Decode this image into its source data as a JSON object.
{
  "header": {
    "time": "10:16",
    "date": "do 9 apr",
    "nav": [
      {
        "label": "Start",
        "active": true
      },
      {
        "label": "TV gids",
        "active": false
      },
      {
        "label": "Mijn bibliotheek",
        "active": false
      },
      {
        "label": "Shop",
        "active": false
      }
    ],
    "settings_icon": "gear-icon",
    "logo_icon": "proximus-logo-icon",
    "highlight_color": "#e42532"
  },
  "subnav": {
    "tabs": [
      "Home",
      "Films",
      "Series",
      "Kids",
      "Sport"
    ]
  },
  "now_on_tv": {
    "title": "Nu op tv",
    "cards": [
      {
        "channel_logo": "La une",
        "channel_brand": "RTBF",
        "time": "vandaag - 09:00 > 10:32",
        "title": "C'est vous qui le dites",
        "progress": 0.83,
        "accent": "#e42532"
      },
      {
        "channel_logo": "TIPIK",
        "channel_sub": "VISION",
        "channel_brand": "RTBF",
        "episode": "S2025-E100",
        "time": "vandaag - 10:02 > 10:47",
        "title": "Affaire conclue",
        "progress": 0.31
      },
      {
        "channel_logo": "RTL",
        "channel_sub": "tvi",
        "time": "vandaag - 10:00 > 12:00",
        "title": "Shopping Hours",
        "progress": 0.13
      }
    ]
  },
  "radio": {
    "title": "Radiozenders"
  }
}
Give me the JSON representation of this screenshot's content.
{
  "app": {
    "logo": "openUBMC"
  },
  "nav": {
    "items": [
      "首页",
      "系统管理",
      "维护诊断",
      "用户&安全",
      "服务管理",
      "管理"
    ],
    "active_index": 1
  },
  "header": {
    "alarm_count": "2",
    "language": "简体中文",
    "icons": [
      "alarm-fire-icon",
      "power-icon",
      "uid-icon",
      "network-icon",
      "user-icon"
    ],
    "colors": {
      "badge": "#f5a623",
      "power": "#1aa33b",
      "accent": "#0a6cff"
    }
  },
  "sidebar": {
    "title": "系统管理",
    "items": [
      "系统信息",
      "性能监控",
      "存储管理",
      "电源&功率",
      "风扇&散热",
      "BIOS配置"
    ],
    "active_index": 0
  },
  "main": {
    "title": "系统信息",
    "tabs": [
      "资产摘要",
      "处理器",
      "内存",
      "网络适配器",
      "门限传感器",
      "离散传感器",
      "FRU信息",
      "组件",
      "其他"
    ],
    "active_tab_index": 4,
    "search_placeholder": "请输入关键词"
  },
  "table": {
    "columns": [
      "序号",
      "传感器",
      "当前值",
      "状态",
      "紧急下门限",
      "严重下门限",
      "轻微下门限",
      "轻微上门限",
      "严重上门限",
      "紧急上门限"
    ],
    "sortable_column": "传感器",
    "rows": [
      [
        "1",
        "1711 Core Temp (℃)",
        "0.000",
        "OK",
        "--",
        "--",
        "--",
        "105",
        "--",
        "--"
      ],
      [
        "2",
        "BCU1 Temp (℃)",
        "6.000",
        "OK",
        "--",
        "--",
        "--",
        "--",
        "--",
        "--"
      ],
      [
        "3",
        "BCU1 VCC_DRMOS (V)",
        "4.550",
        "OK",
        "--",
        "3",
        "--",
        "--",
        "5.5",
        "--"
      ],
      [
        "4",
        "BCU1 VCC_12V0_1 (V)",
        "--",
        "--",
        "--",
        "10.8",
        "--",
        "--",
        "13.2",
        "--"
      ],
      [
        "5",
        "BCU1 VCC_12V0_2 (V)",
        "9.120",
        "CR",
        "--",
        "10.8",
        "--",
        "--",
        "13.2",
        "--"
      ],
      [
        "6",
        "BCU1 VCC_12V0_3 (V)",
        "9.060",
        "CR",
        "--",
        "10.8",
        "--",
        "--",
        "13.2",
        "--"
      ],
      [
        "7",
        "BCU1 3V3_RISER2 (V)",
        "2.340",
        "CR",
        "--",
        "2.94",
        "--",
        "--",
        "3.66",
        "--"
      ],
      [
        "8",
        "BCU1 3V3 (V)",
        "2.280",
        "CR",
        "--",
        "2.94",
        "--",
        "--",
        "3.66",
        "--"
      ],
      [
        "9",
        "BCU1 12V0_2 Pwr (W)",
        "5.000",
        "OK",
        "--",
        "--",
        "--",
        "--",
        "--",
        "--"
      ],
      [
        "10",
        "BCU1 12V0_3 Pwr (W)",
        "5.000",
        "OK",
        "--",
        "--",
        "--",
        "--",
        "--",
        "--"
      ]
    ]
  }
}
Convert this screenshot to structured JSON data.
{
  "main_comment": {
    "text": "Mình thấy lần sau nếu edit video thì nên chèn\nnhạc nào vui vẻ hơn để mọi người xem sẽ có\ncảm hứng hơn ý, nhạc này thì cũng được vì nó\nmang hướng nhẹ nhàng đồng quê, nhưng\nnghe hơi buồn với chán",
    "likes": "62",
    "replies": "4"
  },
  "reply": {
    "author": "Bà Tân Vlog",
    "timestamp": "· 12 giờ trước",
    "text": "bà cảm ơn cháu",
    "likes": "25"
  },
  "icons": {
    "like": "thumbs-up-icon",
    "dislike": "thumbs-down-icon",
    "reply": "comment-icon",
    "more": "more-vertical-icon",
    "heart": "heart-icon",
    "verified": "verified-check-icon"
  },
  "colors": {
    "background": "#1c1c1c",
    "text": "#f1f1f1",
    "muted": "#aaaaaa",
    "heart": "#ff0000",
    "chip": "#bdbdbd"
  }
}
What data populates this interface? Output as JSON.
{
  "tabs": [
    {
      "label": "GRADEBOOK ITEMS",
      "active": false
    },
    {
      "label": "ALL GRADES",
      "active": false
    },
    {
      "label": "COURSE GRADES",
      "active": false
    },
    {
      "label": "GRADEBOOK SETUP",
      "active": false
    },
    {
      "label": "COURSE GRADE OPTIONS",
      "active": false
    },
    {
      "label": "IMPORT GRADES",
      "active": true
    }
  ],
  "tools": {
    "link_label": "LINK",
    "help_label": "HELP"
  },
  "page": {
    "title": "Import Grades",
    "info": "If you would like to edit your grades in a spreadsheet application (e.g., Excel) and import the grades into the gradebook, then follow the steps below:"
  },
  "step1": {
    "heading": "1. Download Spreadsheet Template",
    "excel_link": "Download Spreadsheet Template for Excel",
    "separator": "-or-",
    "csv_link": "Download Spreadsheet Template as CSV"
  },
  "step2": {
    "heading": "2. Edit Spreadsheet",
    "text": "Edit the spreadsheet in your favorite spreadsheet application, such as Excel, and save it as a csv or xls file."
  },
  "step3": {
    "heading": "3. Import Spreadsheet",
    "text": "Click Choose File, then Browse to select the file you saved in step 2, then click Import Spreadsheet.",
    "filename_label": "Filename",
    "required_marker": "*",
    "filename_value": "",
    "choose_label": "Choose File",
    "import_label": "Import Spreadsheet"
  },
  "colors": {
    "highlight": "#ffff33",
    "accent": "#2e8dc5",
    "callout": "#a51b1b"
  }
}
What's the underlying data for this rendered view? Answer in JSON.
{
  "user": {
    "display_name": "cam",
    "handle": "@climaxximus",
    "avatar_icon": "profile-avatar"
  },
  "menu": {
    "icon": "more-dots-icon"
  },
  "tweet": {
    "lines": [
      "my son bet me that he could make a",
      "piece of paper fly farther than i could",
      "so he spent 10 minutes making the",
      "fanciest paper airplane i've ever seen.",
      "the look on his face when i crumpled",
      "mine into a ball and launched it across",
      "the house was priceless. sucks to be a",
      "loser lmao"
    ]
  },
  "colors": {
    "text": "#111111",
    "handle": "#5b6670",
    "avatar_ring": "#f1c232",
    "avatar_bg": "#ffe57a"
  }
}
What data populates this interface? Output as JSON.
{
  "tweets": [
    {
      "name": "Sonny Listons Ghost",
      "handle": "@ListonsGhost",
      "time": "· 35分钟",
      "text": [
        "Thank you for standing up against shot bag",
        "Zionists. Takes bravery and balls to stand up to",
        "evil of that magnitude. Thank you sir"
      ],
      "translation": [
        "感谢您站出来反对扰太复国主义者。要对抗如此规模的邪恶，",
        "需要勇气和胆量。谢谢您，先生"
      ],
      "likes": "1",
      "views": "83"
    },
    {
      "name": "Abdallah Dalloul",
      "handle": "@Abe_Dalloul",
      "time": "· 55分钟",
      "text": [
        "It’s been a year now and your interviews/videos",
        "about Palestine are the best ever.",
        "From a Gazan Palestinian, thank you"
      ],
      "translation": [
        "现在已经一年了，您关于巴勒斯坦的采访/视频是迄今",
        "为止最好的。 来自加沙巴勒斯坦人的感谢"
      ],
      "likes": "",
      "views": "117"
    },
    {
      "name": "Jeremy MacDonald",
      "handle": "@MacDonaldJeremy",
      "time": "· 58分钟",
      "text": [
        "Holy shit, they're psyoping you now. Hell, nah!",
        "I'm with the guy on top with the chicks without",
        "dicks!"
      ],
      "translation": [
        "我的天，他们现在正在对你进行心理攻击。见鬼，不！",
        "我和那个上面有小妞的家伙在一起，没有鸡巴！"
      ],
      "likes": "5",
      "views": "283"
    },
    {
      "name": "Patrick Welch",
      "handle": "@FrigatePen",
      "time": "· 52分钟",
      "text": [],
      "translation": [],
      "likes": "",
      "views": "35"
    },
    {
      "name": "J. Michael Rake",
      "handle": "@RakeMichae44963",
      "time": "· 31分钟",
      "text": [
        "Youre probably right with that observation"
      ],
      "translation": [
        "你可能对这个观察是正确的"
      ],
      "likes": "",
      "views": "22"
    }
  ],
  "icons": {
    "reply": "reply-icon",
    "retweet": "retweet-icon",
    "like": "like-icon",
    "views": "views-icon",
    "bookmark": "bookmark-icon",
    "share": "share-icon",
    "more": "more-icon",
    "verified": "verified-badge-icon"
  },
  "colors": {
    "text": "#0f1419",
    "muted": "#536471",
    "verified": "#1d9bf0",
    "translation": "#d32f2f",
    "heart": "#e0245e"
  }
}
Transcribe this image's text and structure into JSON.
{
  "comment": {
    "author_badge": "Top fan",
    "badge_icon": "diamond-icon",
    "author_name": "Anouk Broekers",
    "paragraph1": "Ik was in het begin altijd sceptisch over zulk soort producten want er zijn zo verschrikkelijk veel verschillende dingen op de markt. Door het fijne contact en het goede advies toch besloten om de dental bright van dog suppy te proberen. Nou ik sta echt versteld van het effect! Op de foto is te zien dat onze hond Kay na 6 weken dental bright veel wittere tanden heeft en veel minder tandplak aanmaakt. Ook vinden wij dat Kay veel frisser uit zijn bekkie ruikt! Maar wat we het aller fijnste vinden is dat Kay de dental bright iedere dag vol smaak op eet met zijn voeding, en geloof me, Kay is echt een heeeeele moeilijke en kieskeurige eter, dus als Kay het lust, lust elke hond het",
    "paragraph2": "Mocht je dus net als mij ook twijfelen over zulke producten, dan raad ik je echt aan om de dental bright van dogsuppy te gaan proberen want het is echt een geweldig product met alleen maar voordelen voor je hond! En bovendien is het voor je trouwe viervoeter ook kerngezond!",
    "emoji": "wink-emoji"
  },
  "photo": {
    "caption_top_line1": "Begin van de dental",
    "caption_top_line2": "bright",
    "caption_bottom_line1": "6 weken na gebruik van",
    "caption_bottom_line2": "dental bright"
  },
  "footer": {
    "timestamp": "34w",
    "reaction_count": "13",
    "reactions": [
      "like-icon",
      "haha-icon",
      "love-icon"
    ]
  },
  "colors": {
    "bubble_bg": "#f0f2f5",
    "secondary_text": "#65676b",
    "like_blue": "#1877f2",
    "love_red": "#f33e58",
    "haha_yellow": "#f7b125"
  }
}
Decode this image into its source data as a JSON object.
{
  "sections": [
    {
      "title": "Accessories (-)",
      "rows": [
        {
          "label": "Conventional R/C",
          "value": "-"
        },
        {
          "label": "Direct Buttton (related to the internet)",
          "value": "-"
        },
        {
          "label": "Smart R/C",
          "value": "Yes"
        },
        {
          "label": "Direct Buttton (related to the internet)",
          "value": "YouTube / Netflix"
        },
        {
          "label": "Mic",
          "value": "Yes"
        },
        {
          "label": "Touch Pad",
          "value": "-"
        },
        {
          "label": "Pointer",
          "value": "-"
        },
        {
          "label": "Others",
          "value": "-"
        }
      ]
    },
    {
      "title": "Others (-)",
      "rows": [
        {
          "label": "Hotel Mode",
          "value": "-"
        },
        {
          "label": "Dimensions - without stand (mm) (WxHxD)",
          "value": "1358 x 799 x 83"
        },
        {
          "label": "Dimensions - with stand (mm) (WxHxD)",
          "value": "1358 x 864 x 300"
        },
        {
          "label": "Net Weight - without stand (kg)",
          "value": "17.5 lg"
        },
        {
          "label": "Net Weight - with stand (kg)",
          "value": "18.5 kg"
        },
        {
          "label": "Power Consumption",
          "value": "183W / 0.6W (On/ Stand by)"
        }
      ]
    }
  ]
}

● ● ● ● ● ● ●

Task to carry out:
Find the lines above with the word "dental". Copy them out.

Output of the exercise:
    "paragraph1": "Ik was in het begin altijd sceptisch over zulk soort producten want er zijn zo verschrikkelijk veel verschillende dingen op de markt. Door het fijne contact en het goede advies toch besloten om de dental bright van dog suppy te proberen. Nou ik sta echt versteld van het effect! Op de foto is te zien dat onze hond Kay na 6 weken dental bright veel wittere tanden heeft en veel minder tandplak aanmaakt. Ook vinden wij dat Kay veel frisser uit zijn bekkie ruikt! Maar wat we het aller fijnste vinden is dat Kay de dental bright iedere dag vol smaak op eet met zijn voeding, en geloof me, Kay is echt een heeeeele moeilijke en kieskeurige eter, dus als Kay het lust, lust elke hond het",
    "paragraph2": "Mocht je dus net als mij ook twijfelen over zulke producten, dan raad ik je echt aan om de dental bright van dogsuppy te gaan proberen want het is echt een geweldig product met alleen maar voordelen voor je hond! En bovendien is het voor je trouwe viervoeter ook kerngezond!",
    "caption_top_line1": "Begin van de dental",
    "caption_bottom_line2": "dental bright"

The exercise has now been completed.